TASK DESCRIPTION: This exercise requires an exact output of the listing, images omitted.

TASK DATA:
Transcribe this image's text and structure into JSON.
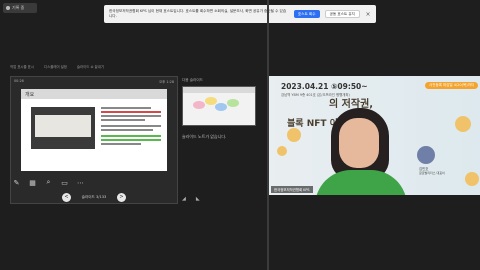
{
  "record": {
    "label": "기록 중"
  },
  "banner": {
    "message": "한국정보저작권협회 KPS 님이 현재 호스트입니다. 호스트를 회수하면 소회의실, 설문조사, 화면 공유가 중단될 수 있습니다.",
    "primary_label": "호스트 회수",
    "secondary_label": "공동 호스트 유지",
    "close_label": "×"
  },
  "ppt": {
    "toolbar": [
      "작업 표시줄 표시",
      "디스플레이 설정",
      "슬라이드 쇼 끝내기"
    ],
    "time": "00:26",
    "clock": "오후 1:28",
    "slide_title": "개요",
    "nav_label": "슬라이드 3/133",
    "prev_label": "<",
    "next_label": ">"
  },
  "next_panel": {
    "label": "다음 슬라이드",
    "notes": "슬라이드 노트가 없습니다."
  },
  "video": {
    "date": "2023.04.21 ⑤09:50~",
    "subtitle": "강남역 YBM 9층 401호 (온/오프라인 병행개최)",
    "pill": "사전등록 마감일 4/20(목)까지",
    "headline1": "의 저작권,",
    "headline2": "블록       NFT 이야기",
    "speaker_name": "김민호",
    "speaker_org": "글로벌리더스 대표이",
    "name_tag": "한국정보저작권협회 KPS"
  }
}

FINISHED EXERCISE:
Transcribe this image's text and structure into JSON.
{
  "record": {
    "label": "기록 중"
  },
  "banner": {
    "message": "한국정보저작권협회 KPS 님이 현재 호스트입니다. 호스트를 회수하면 소회의실, 설문조사, 화면 공유가 중단될 수 있습니다.",
    "primary_label": "호스트 회수",
    "secondary_label": "공동 호스트 유지",
    "close_label": "×"
  },
  "ppt": {
    "toolbar": [
      "작업 표시줄 표시",
      "디스플레이 설정",
      "슬라이드 쇼 끝내기"
    ],
    "time": "00:26",
    "clock": "오후 1:28",
    "slide_title": "개요",
    "nav_label": "슬라이드 3/133",
    "prev_label": "<",
    "next_label": ">"
  },
  "next_panel": {
    "label": "다음 슬라이드",
    "notes": "슬라이드 노트가 없습니다."
  },
  "video": {
    "date": "2023.04.21 ⑤09:50~",
    "subtitle": "강남역 YBM 9층 401호 (온/오프라인 병행개최)",
    "pill": "사전등록 마감일 4/20(목)까지",
    "headline1": "의 저작권,",
    "headline2": "블록       NFT 이야기",
    "speaker_name": "김민호",
    "speaker_org": "글로벌리더스 대표이",
    "name_tag": "한국정보저작권협회 KPS"
  }
}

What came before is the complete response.